Helping humanitarian organisations, one map at a time
In between sessions about how the cloud is accelerating innovation for businesses of all kinds, summit attendees had the opportunity to help the Humanitarian OpenStreetMap Team (HOT) - an AWS customer - improve program planning for refugee communities.
How? Representatives from HOT, and AWS, invited visitors to swipe through satellite images on an app called MapSwipe. Every time they saw an identifiable feature - such as a building, or a road - all they had to do was tap the image.
Far from the kind of mindless scrolling so many of us associate with smartphones, this ‘crowd-sourced’ mapping is of real help to HOT, and other organizations like it.
Anyone with a smartphone or tablet can carry out basic infrastructure identification work in their free time, without needing to travel anywhere. It helps build the first layer of a map of a specific area in OpenStreetMap - a collaborative project to create a free, detailed map of the world.

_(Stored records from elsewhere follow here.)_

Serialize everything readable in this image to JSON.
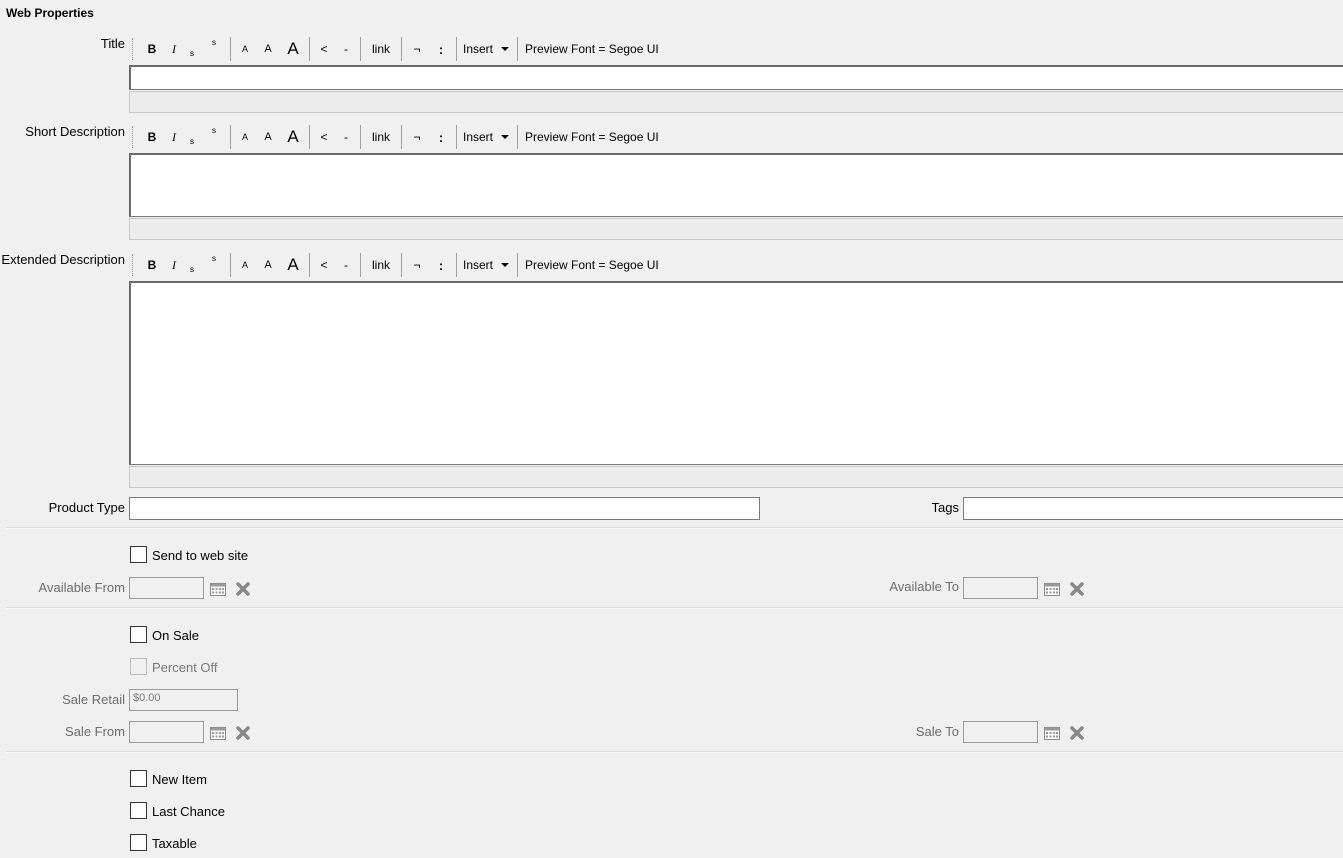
{
  "section_title": "Web Properties",
  "toolbar": {
    "bold": "B",
    "italic": "I",
    "subscript": "s",
    "superscript": "s",
    "font_small": "A",
    "font_medium": "A",
    "font_large": "A",
    "outdent": "<",
    "rule": "-",
    "link": "link",
    "not": "¬",
    "colon": ":",
    "insert": "Insert",
    "preview_font": "Preview Font = Segoe UI"
  },
  "fields": {
    "title_label": "Title",
    "short_description_label": "Short Description",
    "extended_description_label": "Extended Description",
    "product_type_label": "Product Type",
    "tags_label": "Tags"
  },
  "web": {
    "send_label": "Send to web site",
    "available_from_label": "Available From",
    "available_to_label": "Available To"
  },
  "sale": {
    "on_sale_label": "On Sale",
    "percent_off_label": "Percent Off",
    "sale_retail_label": "Sale Retail",
    "sale_retail_value": "$0.00",
    "sale_from_label": "Sale From",
    "sale_to_label": "Sale To"
  },
  "flags": {
    "new_item_label": "New Item",
    "last_chance_label": "Last Chance",
    "taxable_label": "Taxable"
  },
  "icons": {
    "calendar": "calendar-icon",
    "clear": "clear-x-icon"
  }
}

Through this growing global community of open mapping volunteers, HOT can create maps of any area, especially those at risk of natural disasters, such as hurricanes, floods or earthquakes. This allows teams on the ground to work together with local communities to add local details, such as the names of buildings and roads, which help humanitarian organizations better assist those in need.
For those working with refugees or other vulnerable groups, having an accurate, up-to-date map of an area helps people to navigate in places where the environment may have been altered by natural disasters, or conflict, and is necessary for effective resource, and service, provision.
OpenStreetMap allows places to be tagged in multiple languages, and with multiple names - a vital feature when you have lots of groups of people speaking different languages, or using different local or cultural names to refer to the same place.
The Brussels Summit is not the first place AWS has run a volunteer exercise with HOT. AWS employees in the United States have taken part in company-organised ‘mapathons’ to support disaster response efforts following the devastating flooding in Kerala, India in 2018, and a recent outbreak of Ebola along the border of Uganda and the Democratic Republic of Congo.
While these activities add value to HOT’s work, and give time-strapped but enthusiastic people the opportunity to engage in meaningful volunteering, there’s a lot more AWS wants to do. Through its AWS Disaster Response Program, the company is thinking big about how to deploy its technology, and services, to support coordinated responses to disaster situations.
Launched in 2018, the program’s overarching goal is to use the power of the cloud to help governments, non-profits, and other institutions, better prepare for, and respond to, disasters. This could range from floods to earthquakes, disease outbreaks, and beyond.
Jed Sundwall, who leads the AWS Open Data team, and is based in Munich, spoke to an audience at the Brussels Summit about how his work feeds into the program.
“We have a piece of hardware called a Snowball Edge,” he said. “It’s a tough, portable server that can withstand extreme conditions. We can turn it into an offline catalogue of aerial imagery, a processing tool, and a data-sharing device.
“Let’s say there’s been an earthquake in a remote location, with no connectivity. We can train teams to deploy a Snowball Edge loaded with imagery of the region to the site where relief organisations are working. Organisations can then access very high-quality satellite images, taken before the disaster, and send out drones to capture new ones, which the Snowball Edge can quickly process.
“Responders can use the images taken before the disaster to identify the main population centres. By comparing these with images taken after the disaster, they can identify the hardest-hit areas, and target resources there.”
“One advantage of setting up the AWS Disaster Response Program is that it allows us to focus on preparedness,” he continued. “Having data already in the cloud means you’re not scrambling for it in an emergency.”
Jed was careful to emphasise that AWS will never test anything new in a disaster. “We don’t want to add noise to challenging situations,” he said.
In the United States, where the program began, there is a growing Disaster Response Action Team of employees with high skill sets in specific technological, and other areas, who have volunteered to be deployed in emergencies.
“We are always going to look at how what we can offer can be adapted to the needs of different scenarios,” says Maggie Carter, who runs the program out of Washington D.C.
“We work with customers, partners, and a network of relief organisations, such as HOT, and the American Red Cross, to determine how best we can help in each case. This year we aim to expand our activities in Europe, the Middle East, Africa, and Japan.”
If you work for a humanitarian or international development organisation with operations in Europe, Middle East or Africa (EMEA), and would be interested in potentially partnering with the AWS Disaster Response Program, you can contact the team at Awsemail@example.com.
The AWS Public Sector Summit took place in Brussels on 9th April. It is one of a number of AWS summits taking place this year.
Visit the AWS Global Summit programme for more information about events in your region: https://aws.amazon.com/events/summits/